_ACTIVITY_.
Please return all lines of the data below containing the string "text".

(Data records for software interfaces)
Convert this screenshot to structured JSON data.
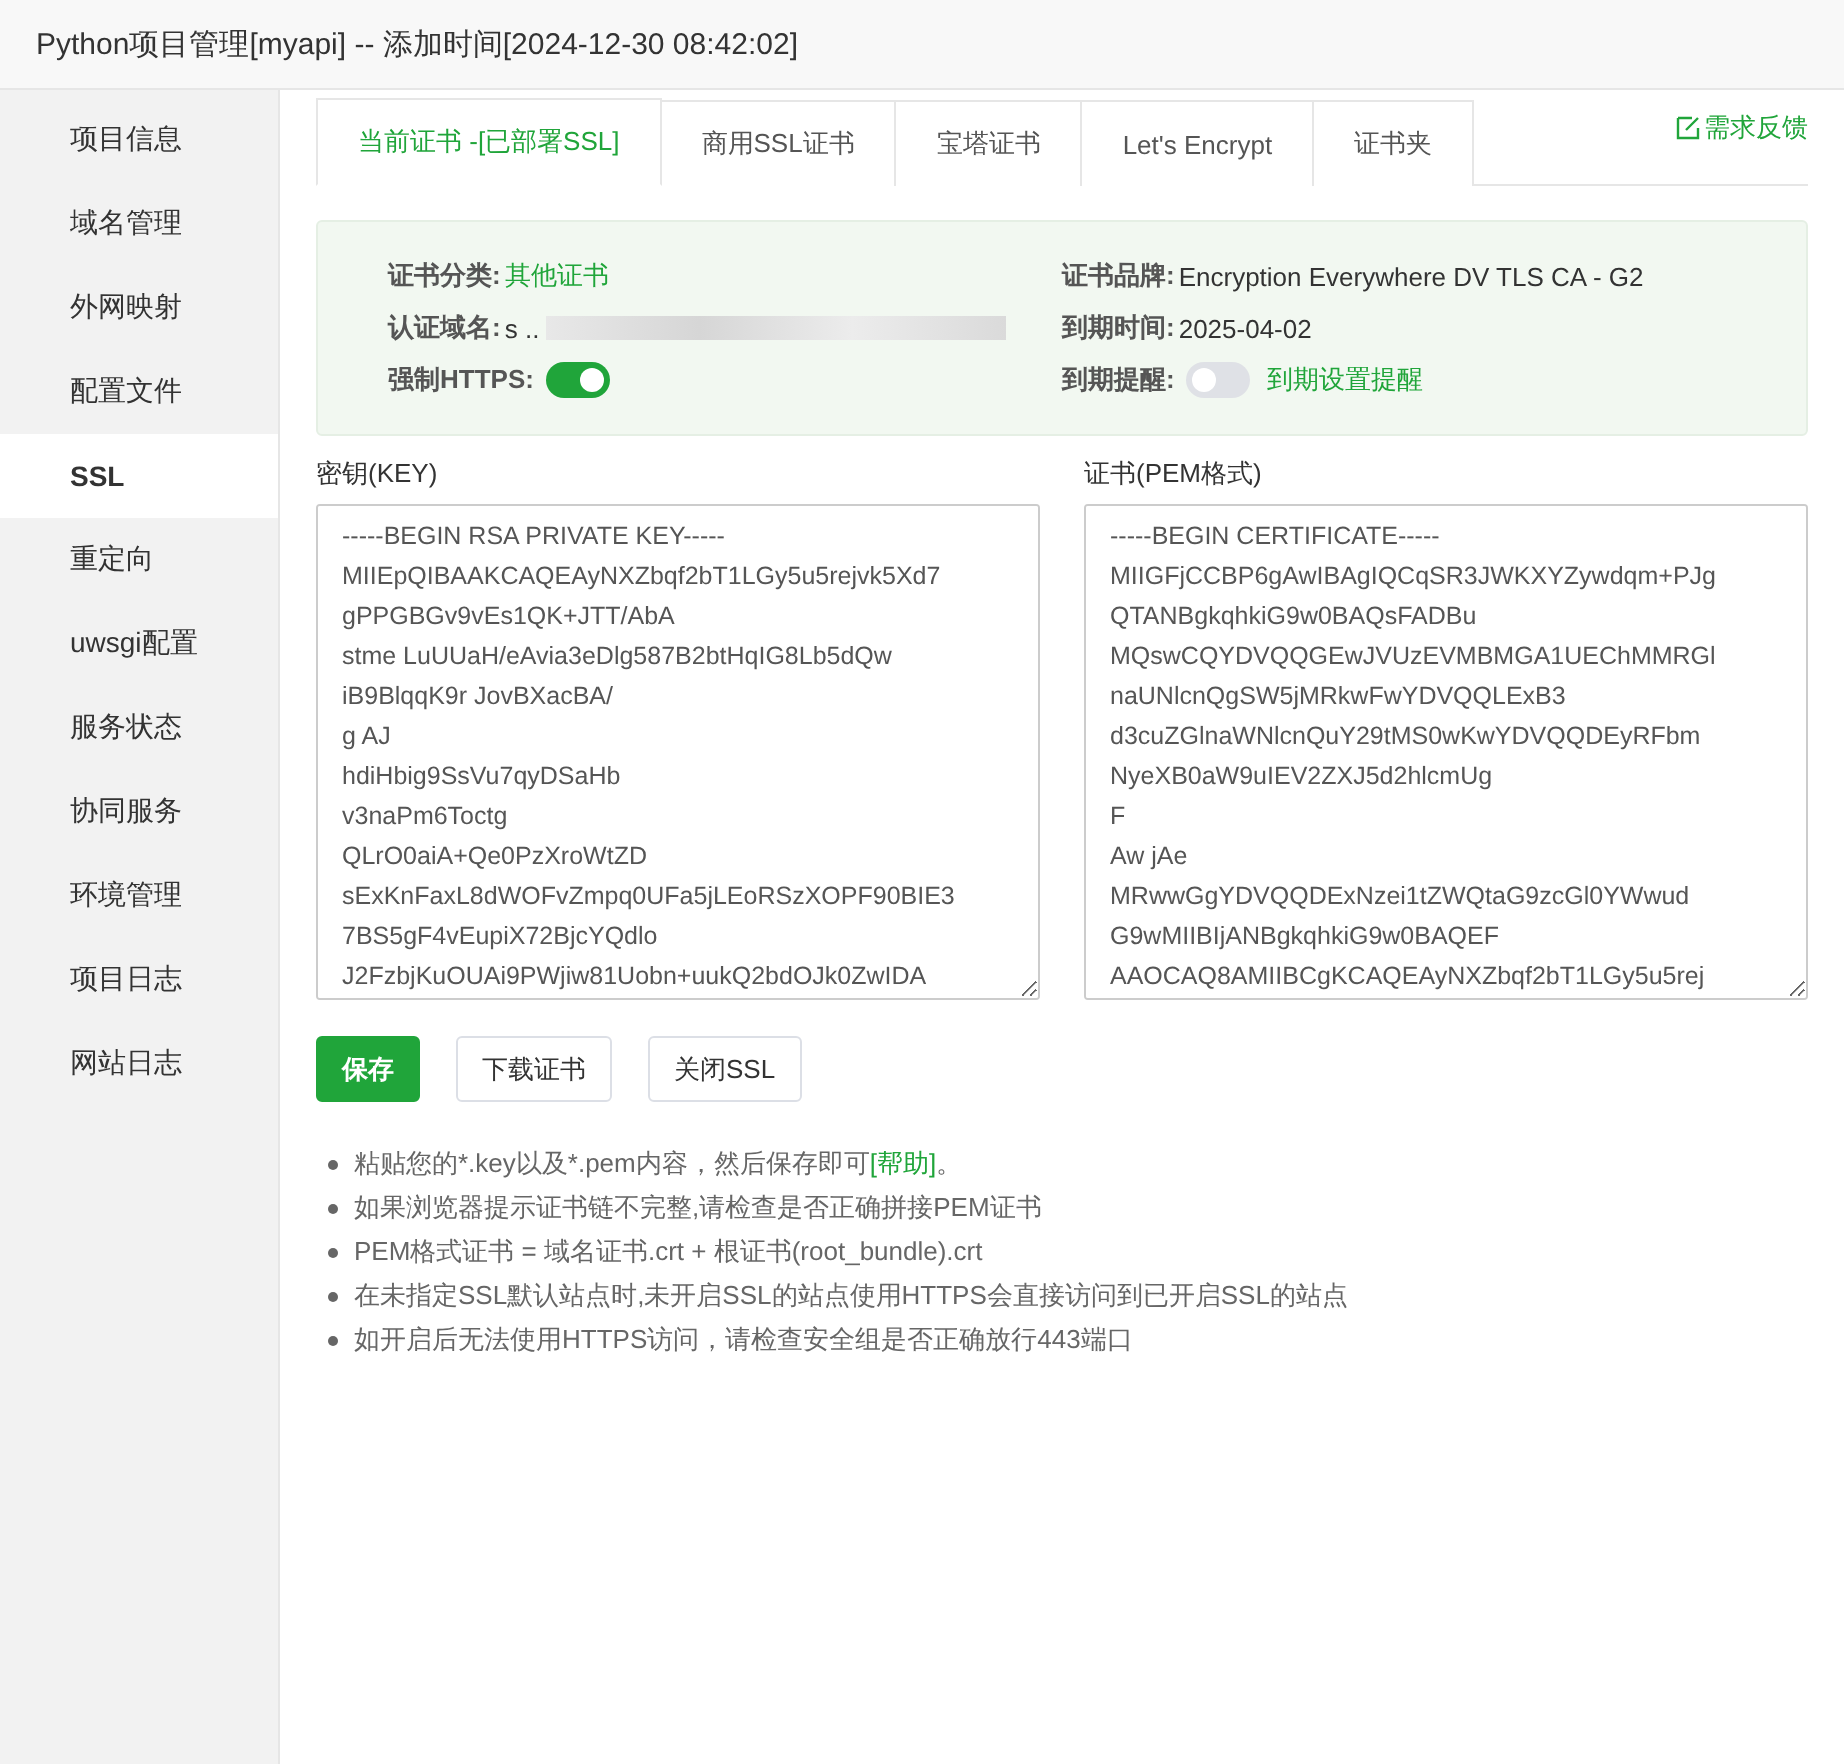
{
  "window": {
    "title": "Python项目管理[myapi] -- 添加时间[2024-12-30 08:42:02]"
  },
  "sidebar": {
    "items": [
      {
        "label": "项目信息",
        "selected": false
      },
      {
        "label": "域名管理",
        "selected": false
      },
      {
        "label": "外网映射",
        "selected": false
      },
      {
        "label": "配置文件",
        "selected": false
      },
      {
        "label": "SSL",
        "selected": true
      },
      {
        "label": "重定向",
        "selected": false
      },
      {
        "label": "uwsgi配置",
        "selected": false
      },
      {
        "label": "服务状态",
        "selected": false
      },
      {
        "label": "协同服务",
        "selected": false
      },
      {
        "label": "环境管理",
        "selected": false
      },
      {
        "label": "项目日志",
        "selected": false
      },
      {
        "label": "网站日志",
        "selected": false
      }
    ]
  },
  "tabs": [
    {
      "label": "当前证书 -[已部署SSL]",
      "selected": true
    },
    {
      "label": "商用SSL证书",
      "selected": false
    },
    {
      "label": "宝塔证书",
      "selected": false
    },
    {
      "label": "Let's Encrypt",
      "selected": false
    },
    {
      "label": "证书夹",
      "selected": false
    }
  ],
  "feedback_link": "需求反馈",
  "cert_info": {
    "category_label": "证书分类:",
    "category": "其他证书",
    "brand_label": "证书品牌:",
    "brand": "Encryption Everywhere DV TLS CA - G2",
    "domain_label": "认证域名:",
    "domain": "s ..",
    "expiry_label": "到期时间:",
    "expiry": "2025-04-02",
    "force_https_label": "强制HTTPS:",
    "force_https_on": true,
    "reminder_label": "到期提醒:",
    "reminder_on": false,
    "reminder_link": "到期设置提醒"
  },
  "key_field": {
    "label": "密钥(KEY)",
    "lines": [
      "-----BEGIN RSA PRIVATE KEY-----",
      "MIIEpQIBAAKCAQEAyNXZbqf2bT1LGy5u5rejvk5Xd7",
      "gPPGBGv9vEs1QK+JTT/AbA",
      "stme LuUUaH/eAvia3eDlg587B2btHqIG8Lb5dQw",
      "iB9BlqqK9r JovBXacBA/",
      "g AJ",
      "hdiHbig9SsVu7qyDSaHb",
      "v3naPm6Toctg",
      "QLrO0aiA+Qe0PzXroWtZD",
      "sExKnFaxL8dWOFvZmpq0UFa5jLEoRSzXOPF90BIE3",
      "7BS5gF4vEupiX72BjcYQdlo",
      "J2FzbjKuOUAi9PWjiw81Uobn+uukQ2bdOJk0ZwIDA"
    ]
  },
  "cert_field": {
    "label": "证书(PEM格式)",
    "lines": [
      "-----BEGIN CERTIFICATE-----",
      "MIIGFjCCBP6gAwIBAgIQCqSR3JWKXYZywdqm+PJg",
      "QTANBgkqhkiG9w0BAQsFADBu",
      "MQswCQYDVQQGEwJVUzEVMBMGA1UEChMMRGl",
      "naUNlcnQgSW5jMRkwFwYDVQQLExB3",
      "d3cuZGlnaWNlcnQuY29tMS0wKwYDVQQDEyRFbm",
      "NyeXB0aW9uIEV2ZXJ5d2hlcmUg",
      "F",
      "Aw jAe",
      "MRwwGgYDVQQDExNzei1tZWQtaG9zcGl0YWwud",
      "G9wMIIBIjANBgkqhkiG9w0BAQEF",
      "AAOCAQ8AMIIBCgKCAQEAyNXZbqf2bT1LGy5u5rej"
    ]
  },
  "buttons": [
    {
      "label": "保存",
      "kind": "primary"
    },
    {
      "label": "下载证书",
      "kind": "default"
    },
    {
      "label": "关闭SSL",
      "kind": "default"
    }
  ],
  "notes": [
    {
      "text": "粘贴您的*.key以及*.pem内容，然后保存即可",
      "link": "[帮助]",
      "after": "。"
    },
    {
      "text": "如果浏览器提示证书链不完整,请检查是否正确拼接PEM证书"
    },
    {
      "text": "PEM格式证书 = 域名证书.crt + 根证书(root_bundle).crt"
    },
    {
      "text": "在未指定SSL默认站点时,未开启SSL的站点使用HTTPS会直接访问到已开启SSL的站点"
    },
    {
      "text": "如开启后无法使用HTTPS访问，请检查安全组是否正确放行443端口"
    }
  ]
}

_OUTPUT OF THE EXERCISE_.
      "text": "粘贴您的*.key以及*.pem内容，然后保存即可",
      "text": "如果浏览器提示证书链不完整,请检查是否正确拼接PEM证书"
      "text": "PEM格式证书 = 域名证书.crt + 根证书(root_bundle).crt"
      "text": "在未指定SSL默认站点时,未开启SSL的站点使用HTTPS会直接访问到已开启SSL的站点"
      "text": "如开启后无法使用HTTPS访问，请检查安全组是否正确放行443端口"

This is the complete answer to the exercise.